PROBLEM DESCRIPTION
Every line of the records that holds the word "JSON" should be copied.
#####
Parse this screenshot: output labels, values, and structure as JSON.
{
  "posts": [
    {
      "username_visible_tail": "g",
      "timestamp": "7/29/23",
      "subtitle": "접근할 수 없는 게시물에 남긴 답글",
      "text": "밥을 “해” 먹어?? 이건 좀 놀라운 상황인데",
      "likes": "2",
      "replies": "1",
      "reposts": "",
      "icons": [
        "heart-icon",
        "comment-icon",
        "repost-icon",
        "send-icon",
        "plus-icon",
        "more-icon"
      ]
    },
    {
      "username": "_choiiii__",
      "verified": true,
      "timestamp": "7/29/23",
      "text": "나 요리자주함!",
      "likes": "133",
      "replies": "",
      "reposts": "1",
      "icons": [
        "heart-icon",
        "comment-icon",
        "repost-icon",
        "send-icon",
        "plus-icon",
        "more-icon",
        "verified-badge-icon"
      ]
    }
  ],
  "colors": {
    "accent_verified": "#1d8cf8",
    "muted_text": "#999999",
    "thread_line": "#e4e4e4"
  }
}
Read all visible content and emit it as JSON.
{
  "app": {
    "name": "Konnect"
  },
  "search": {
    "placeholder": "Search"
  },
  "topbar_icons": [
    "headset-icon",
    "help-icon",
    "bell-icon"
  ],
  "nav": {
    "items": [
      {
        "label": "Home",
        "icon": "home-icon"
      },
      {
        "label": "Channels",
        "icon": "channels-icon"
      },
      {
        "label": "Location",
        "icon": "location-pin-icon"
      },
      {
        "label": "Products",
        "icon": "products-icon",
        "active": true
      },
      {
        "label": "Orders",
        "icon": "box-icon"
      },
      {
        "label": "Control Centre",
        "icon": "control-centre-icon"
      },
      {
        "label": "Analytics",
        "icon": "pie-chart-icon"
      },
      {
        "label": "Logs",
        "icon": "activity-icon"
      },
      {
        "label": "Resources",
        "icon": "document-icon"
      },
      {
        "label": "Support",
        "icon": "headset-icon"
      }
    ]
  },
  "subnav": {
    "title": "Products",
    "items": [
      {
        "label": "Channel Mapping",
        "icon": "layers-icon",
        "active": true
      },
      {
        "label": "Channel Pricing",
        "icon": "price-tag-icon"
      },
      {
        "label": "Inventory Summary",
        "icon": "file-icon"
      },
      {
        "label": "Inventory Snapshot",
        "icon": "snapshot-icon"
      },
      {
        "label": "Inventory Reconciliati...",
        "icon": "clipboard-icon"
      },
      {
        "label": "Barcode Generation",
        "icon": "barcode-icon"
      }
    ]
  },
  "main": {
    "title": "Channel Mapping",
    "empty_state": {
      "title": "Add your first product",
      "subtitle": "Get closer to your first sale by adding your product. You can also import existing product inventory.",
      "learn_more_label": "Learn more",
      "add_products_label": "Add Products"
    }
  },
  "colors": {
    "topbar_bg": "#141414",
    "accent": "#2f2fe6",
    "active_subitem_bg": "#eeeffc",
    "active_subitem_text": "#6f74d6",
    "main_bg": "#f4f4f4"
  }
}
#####
COMPLETED TASK
Parse this screenshot: output labels, values, and structure as JSON.
Read all visible content and emit it as JSON.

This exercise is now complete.